🇹🇷 Election decided - Türkiye becoming more authoritarian
Türkiye's opposition is weakened. The chances of a change of power in Ankara in Sunday's second round of voting are extremely small.
Instead, Türkiye is predicted to become more authoritarian and nationalist as Recep Tayyip Erdogan moves towards another term. This is bleak news for both the Turkish economy and Sweden's NATO application.
The May 14th election was a shock for the opposition. Incumbent President Erdogan secured 49.5 percent of the vote while challenger Kemal Kiliçdaroglu, buoyed by historically high polling numbers, received barely 45 percent of voter support.
Bitte Hammargren, a journalist and author who has long covered Türkiye and the Middle East, notes that Erdogan's dominance over the media, institutions, and treasury paid off. Attempts to vote out an authoritarian system failed.
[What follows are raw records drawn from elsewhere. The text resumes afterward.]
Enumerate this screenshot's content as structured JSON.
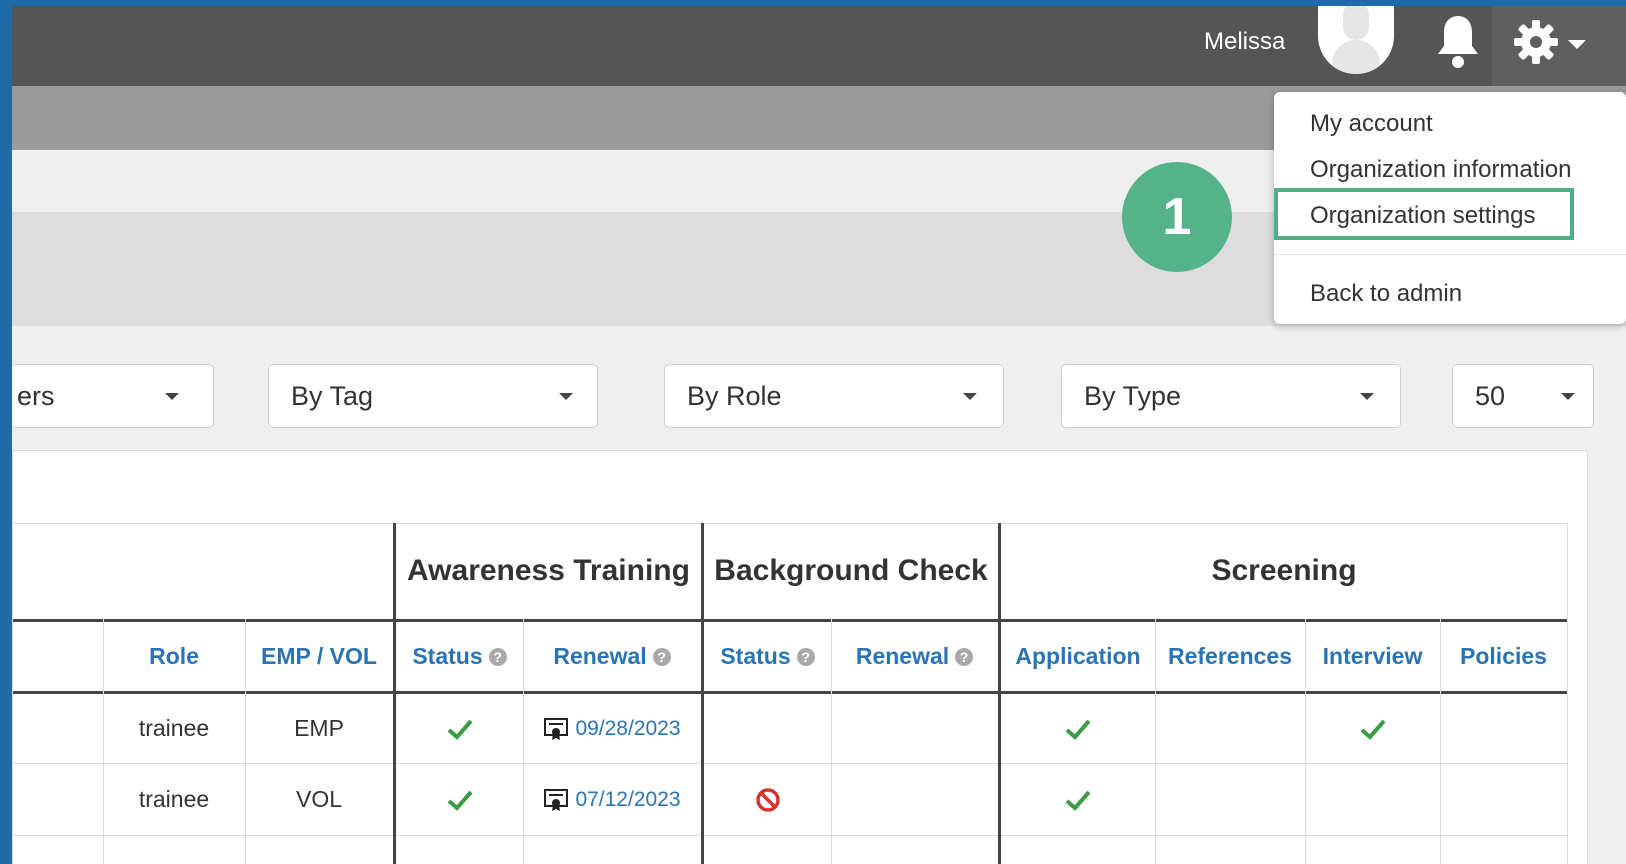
{
  "topbar": {
    "user_name": "Melissa",
    "avatar_icon": "avatar-icon",
    "bell_icon": "bell-icon",
    "gear_icon": "gear-icon"
  },
  "menu": {
    "items": [
      "My account",
      "Organization information",
      "Organization settings",
      "Back to admin"
    ]
  },
  "annotation": {
    "step_number": "1",
    "highlight_color": "#4fae85",
    "badge_color": "#55b38a"
  },
  "filters": {
    "first_partial": "ers",
    "tag": "By Tag",
    "role": "By Role",
    "type": "By Type",
    "per_page": "50"
  },
  "table": {
    "groups": {
      "awareness": "Awareness Training",
      "background": "Background Check",
      "screening": "Screening"
    },
    "headers": {
      "role": "Role",
      "emp_vol": "EMP / VOL",
      "at_status": "Status",
      "at_renewal": "Renewal",
      "bc_status": "Status",
      "bc_renewal": "Renewal",
      "application": "Application",
      "references": "References",
      "interview": "Interview",
      "policies": "Policies"
    },
    "rows": [
      {
        "role": "trainee",
        "emp_vol": "EMP",
        "at_renewal": "09/28/2023"
      },
      {
        "role": "trainee",
        "emp_vol": "VOL",
        "at_renewal": "07/12/2023"
      }
    ]
  },
  "colors": {
    "accent_blue": "#2a74b5",
    "check_green": "#3a9d45",
    "deny_red": "#d9312b",
    "brand_frame": "#1f6aa8"
  }
}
Ahead of Sunday's second round of voting - necessary as none of the candidates reached 50 percent - the opposition's hopes appear to have been crushed. Erdogan is only about 550,000 votes away from victory, while Kiliçdaroglu needs the support of at least an additional 2.7 million Turks. For Hammargren, who recently published the book "Never-Ending Drama: Türkiye 100 years," the election is decided. .
The chances did not increase with Monday's announcement from ultranationalist Sinan Ogan, who received just over five percent in the first round. Ogan then said that he is backing Erdogan, which is believed to make it even more difficult for Kiliçdaroglu to attract Ogan's voters.
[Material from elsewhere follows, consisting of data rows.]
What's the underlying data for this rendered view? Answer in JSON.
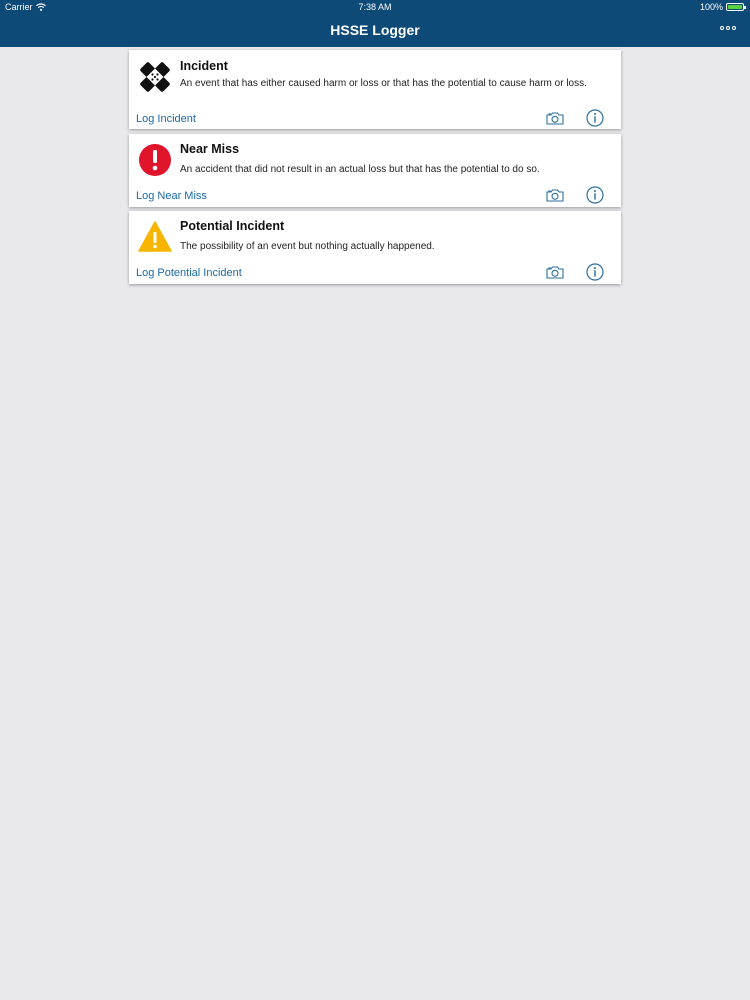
{
  "status_bar": {
    "carrier": "Carrier",
    "time": "7:38 AM",
    "battery": "100%",
    "battery_level": 1.0
  },
  "nav": {
    "title": "HSSE Logger",
    "more_icon": "more-dots-icon"
  },
  "colors": {
    "header": "#0d4a78",
    "link": "#1a6aa7",
    "near_miss_red": "#e0142a",
    "warning_yellow": "#f7b500"
  },
  "cards": [
    {
      "icon": "bandage-icon",
      "title": "Incident",
      "description": "An event that has either caused harm or loss or that has the potential to cause harm or loss.",
      "action": "Log Incident"
    },
    {
      "icon": "exclamation-circle-icon",
      "title": "Near Miss",
      "description": "An accident that did not result in an actual loss but that has the potential to do so.",
      "action": "Log Near Miss"
    },
    {
      "icon": "warning-triangle-icon",
      "title": "Potential Incident",
      "description": "The possibility of an event but nothing actually happened.",
      "action": "Log Potential Incident"
    }
  ]
}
"With Ogan on board, Erdogan can continue to ride the Turkish nationalist wave. It makes it harder for Kiliçdaroglu to win enough votes from Ogan's camp that would actually change something," says Bitte Hammargren.
For Sweden, the Turkish election has primarily been about which president would approve Sweden's NATO application the quickest. Kiliçdaroglu has promised to put an end to Türkiye's opposition to Sweden joining NATO if he wins. With Erdogan, it looks bleaker.
In a CNN interview last week, the President claimed that Türkiye is still not ready to admit Sweden into the defense alliance. The big question is what will happen at NATO's summit in Lithuania in July, says Bitte Hammargren.
Another term with Erdogan at the helm means that Türkiye is becoming increasingly authoritarian - at the same time as the global trend of authoritarian regimes being strengthened through the ballot box, according to Hammargren. Many in the opposition fear "the worst": that Erdogan will remain in power for life.
by Mia Holmberg Karlsson/TT | edited by Riedia
Sweden news morning digest
Get 5-min daily email of news roundup in Swedish, English, Chinese, or Spanish. For free.